Superantigens have been implicated in acute human diseases such as food poisoning and toxic shock syndrome. These acute diseases can be considered to be the ‘bad effects of superantigens.

Why does superantigen elicit strong immune response?

Superantigens are bacterial proteins that generate a powerful immune response by binding to Major Histocompatibility Complex class II molecules on antigen-presenting cells and T cell receptors on T cells.

What is cytokine storm?

During a cytokine storm, various inflammatory cytokines are produced at a much higher rate than normal.
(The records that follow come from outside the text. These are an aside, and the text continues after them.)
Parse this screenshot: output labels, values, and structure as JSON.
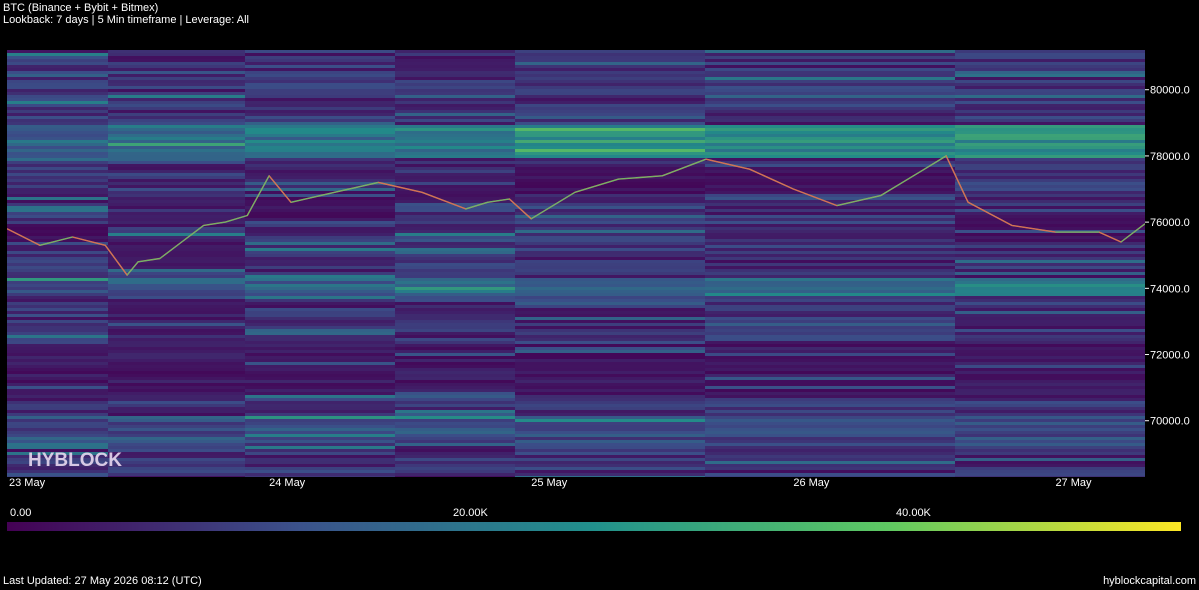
{
  "header": {
    "title": "BTC (Binance + Bybit + Bitmex)",
    "subtitle": "Lookback: 7 days | 5 Min timeframe | Leverage: All"
  },
  "footer": {
    "last_updated": "Last Updated: 27 May 2026 08:12 (UTC)",
    "site": "hyblockcapital.com"
  },
  "watermark": "HYBLOCK",
  "chart_data": {
    "type": "heatmap",
    "y_axis": {
      "range": [
        68300,
        81200
      ],
      "ticks": [
        70000,
        72000,
        74000,
        76000,
        78000,
        80000
      ],
      "tick_labels": [
        "70000.0",
        "72000.0",
        "74000.0",
        "76000.0",
        "78000.0",
        "80000.0"
      ]
    },
    "x_axis": {
      "range": [
        "2026-05-23",
        "2026-05-27T08:12"
      ],
      "tick_labels": [
        "23 May",
        "24 May",
        "25 May",
        "26 May",
        "27 May"
      ],
      "tick_dates": [
        "2026-05-23",
        "2026-05-24",
        "2026-05-25",
        "2026-05-26",
        "2026-05-27"
      ]
    },
    "colorbar": {
      "range": [
        0,
        53000
      ],
      "tick_values": [
        0,
        20000,
        40000
      ],
      "tick_labels": [
        "0.00",
        "20.00K",
        "40.00K"
      ],
      "colors": [
        "#440154",
        "#3b528b",
        "#21918c",
        "#5ec962",
        "#fde725"
      ]
    },
    "price_series": {
      "x": [
        "2026-05-23T00:00",
        "2026-05-23T03:00",
        "2026-05-23T06:00",
        "2026-05-23T09:00",
        "2026-05-23T11:00",
        "2026-05-23T12:00",
        "2026-05-23T14:00",
        "2026-05-23T16:00",
        "2026-05-23T18:00",
        "2026-05-23T20:00",
        "2026-05-23T22:00",
        "2026-05-24T00:00",
        "2026-05-24T02:00",
        "2026-05-24T06:00",
        "2026-05-24T10:00",
        "2026-05-24T14:00",
        "2026-05-24T18:00",
        "2026-05-24T20:00",
        "2026-05-24T22:00",
        "2026-05-25T00:00",
        "2026-05-25T04:00",
        "2026-05-25T08:00",
        "2026-05-25T12:00",
        "2026-05-25T16:00",
        "2026-05-25T20:00",
        "2026-05-26T00:00",
        "2026-05-26T04:00",
        "2026-05-26T08:00",
        "2026-05-26T12:00",
        "2026-05-26T14:00",
        "2026-05-26T16:00",
        "2026-05-26T20:00",
        "2026-05-27T00:00",
        "2026-05-27T04:00",
        "2026-05-27T06:00",
        "2026-05-27T08:12"
      ],
      "y": [
        75800,
        75300,
        75550,
        75300,
        74400,
        74800,
        74900,
        75400,
        75900,
        76000,
        76200,
        77400,
        76600,
        76900,
        77200,
        76900,
        76400,
        76600,
        76700,
        76100,
        76900,
        77300,
        77400,
        77900,
        77600,
        77000,
        76500,
        76800,
        77600,
        78000,
        76600,
        75900,
        75700,
        75700,
        75400,
        75950
      ]
    }
  }
}
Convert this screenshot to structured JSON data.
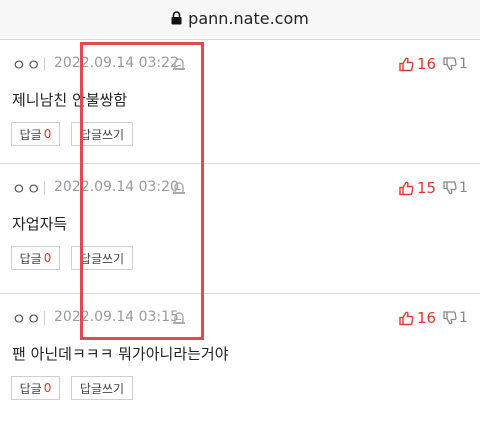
{
  "browser": {
    "url": "pann.nate.com"
  },
  "comments": [
    {
      "nickname": "ㅇㅇ",
      "date": "2022.09.14 03:22",
      "text": "제니남친 안불쌍함",
      "likes": "16",
      "dislikes": "1",
      "reply_label": "답글",
      "reply_count": "0",
      "write_reply_label": "답글쓰기"
    },
    {
      "nickname": "ㅇㅇ",
      "date": "2022.09.14 03:20",
      "text": "자업자득",
      "likes": "15",
      "dislikes": "1",
      "reply_label": "답글",
      "reply_count": "0",
      "write_reply_label": "답글쓰기"
    },
    {
      "nickname": "ㅇㅇ",
      "date": "2022.09.14 03:15",
      "text": "팬 아닌데ㅋㅋㅋ 뭐가아니라는거야",
      "likes": "16",
      "dislikes": "1",
      "reply_label": "답글",
      "reply_count": "0",
      "write_reply_label": "답글쓰기"
    }
  ],
  "colors": {
    "like": "#e8352f",
    "highlight_box": "#e24a4f"
  }
}
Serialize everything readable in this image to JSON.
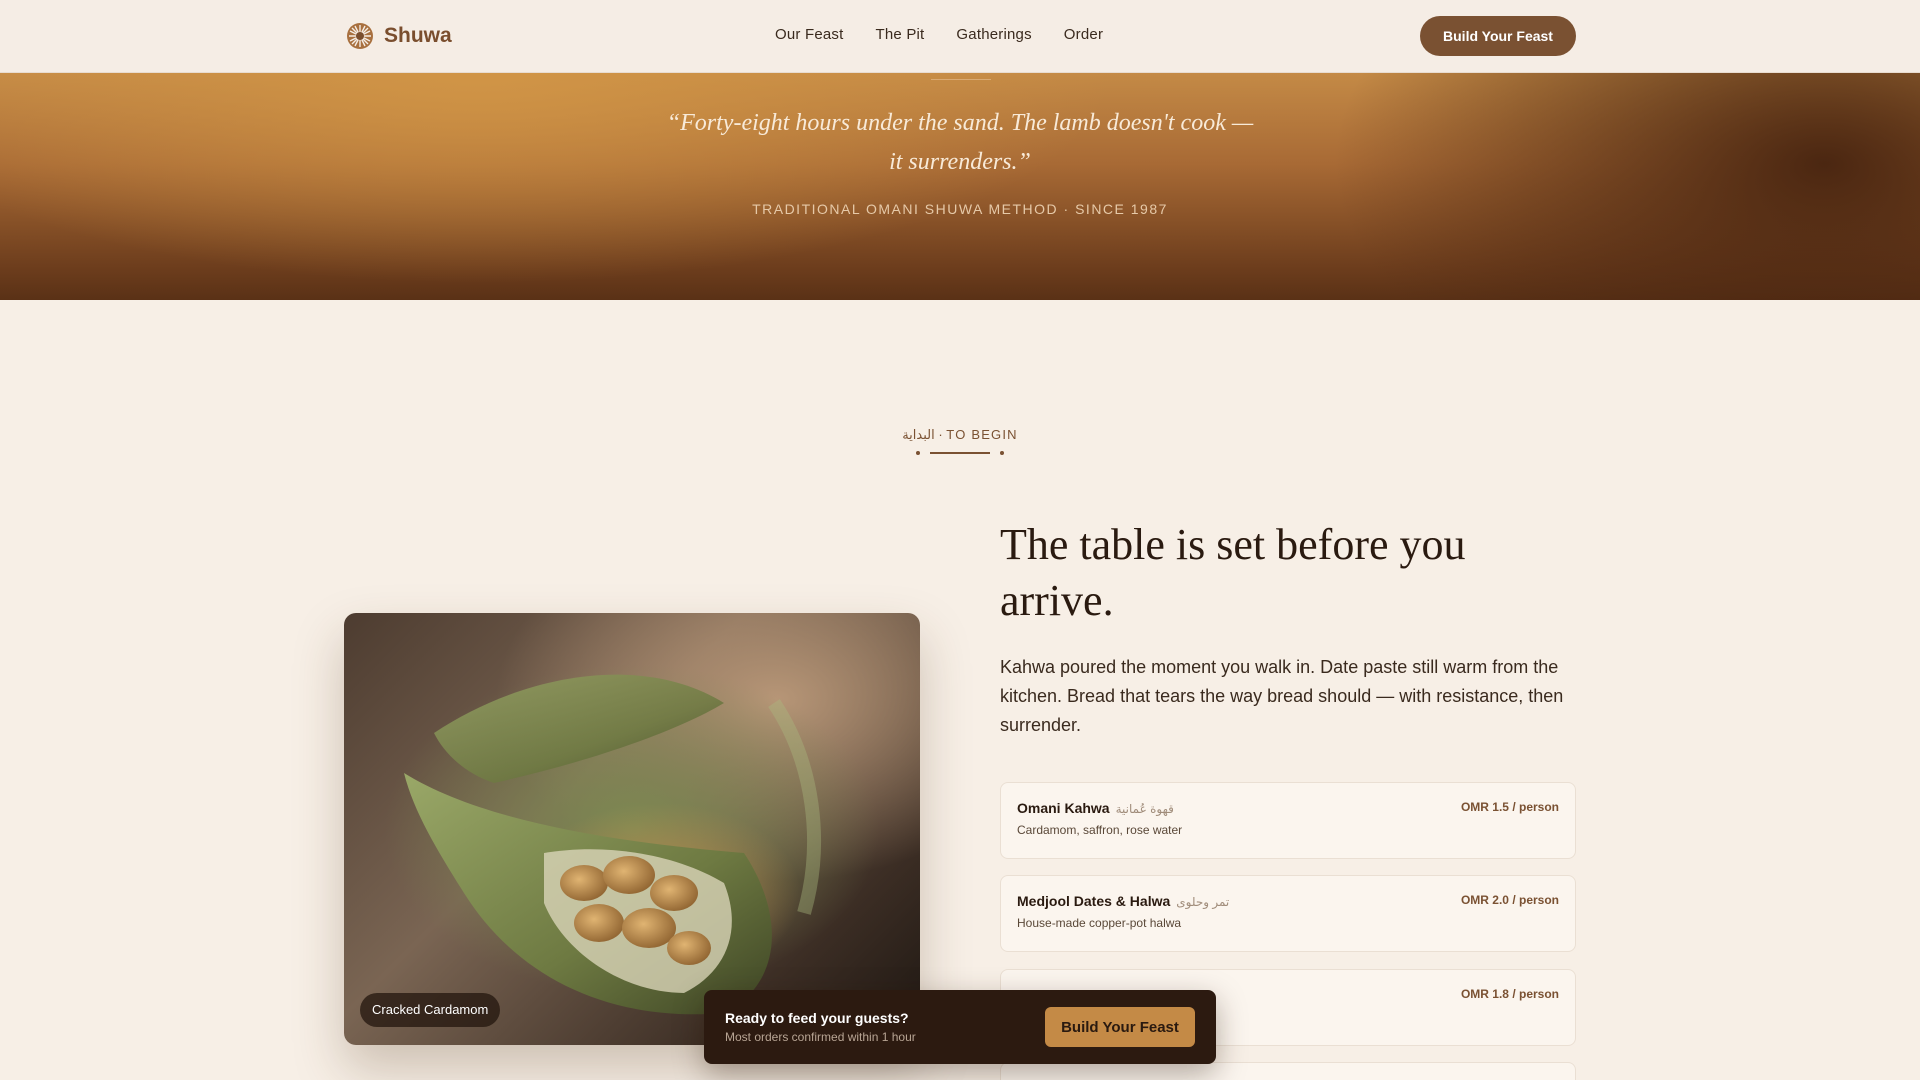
{
  "nav": {
    "brand": "Shuwa",
    "links": [
      "Our Feast",
      "The Pit",
      "Gatherings",
      "Order"
    ],
    "cta": "Build Your Feast"
  },
  "hero": {
    "quote": "“Forty-eight hours under the sand. The lamb doesn't cook — it surrenders.”",
    "sub": "TRADITIONAL OMANI SHUWA METHOD · SINCE 1987"
  },
  "section": {
    "label": "البداية · TO BEGIN",
    "title": "The table is set before you arrive.",
    "body": "Kahwa poured the moment you walk in. Date paste still warm from the kitchen. Bread that tears the way bread should — with resistance, then surrender."
  },
  "photo": {
    "caption": "Cracked Cardamom"
  },
  "menu": [
    {
      "name": "Omani Kahwa",
      "arabic": "قهوة عُمانية",
      "desc": "Cardamom, saffron, rose water",
      "price": "OMR 1.5 / person"
    },
    {
      "name": "Medjool Dates & Halwa",
      "arabic": "تمر وحلوى",
      "desc": "House-made copper-pot halwa",
      "price": "OMR 2.0 / person"
    },
    {
      "name": "",
      "arabic": "",
      "desc": "",
      "price": "OMR 1.8 / person"
    }
  ],
  "sticky": {
    "title": "Ready to feed your guests?",
    "sub": "Most orders confirmed within 1 hour",
    "cta": "Build Your Feast"
  },
  "colors": {
    "accent": "#7a5132",
    "gold": "#c48a46",
    "background": "#f7efe6",
    "dark": "#2c1a10"
  }
}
This overproduction of cytokines causes positive feedback on other immune cells to occur, which allows for more immune cells to be recruited to the site of injury that can lead to organ damage.

How does Superantigens trick your immune system to cause serious illness?

Superantigens cause symptoms of illness by tricking the T-cells of the immune system into over-reacting to these molecules. Parts of a bacterium or a virus are usually recognized by the macrophage cells of the immune system. The macrophage ingests the foreign invaders and breaks them down.

When the immune system responds to Superantigens the most likely outcome is what?

Superantigens (SAgs) are the most powerful T cell mitogens ever discovered. Concentrations of less than 01 pg/ml of a bacterial superantigen are sufficient to stimulate the T lymphocytes in an uncontrolled manner resulting in fever, shock and death [13].

What do we mean by superantigen?

: a substance (as an enterotoxin) that acts as an antigen capable of stimulating much larger numbers of T cells than an ordinary antigen.

Do superantigens activate CD8 T cells?

Superantigens trigger polyclonal activation of a substantial proportion of CD4+ and CD8+ T cells by binding the MHC class II molecule and the T-cell receptor (TCR) simultaneously at sites not involved in conventional antigen recognition.

Is Staphylococcus aureus a superantigen?

Superantigens (SAgs) are a family of potent immunostimulatory exotoxins known to be produced by only a few bacterial pathogens, including Staphylococcus aureus. More than 20 distinct SAgs have been characterized from different S.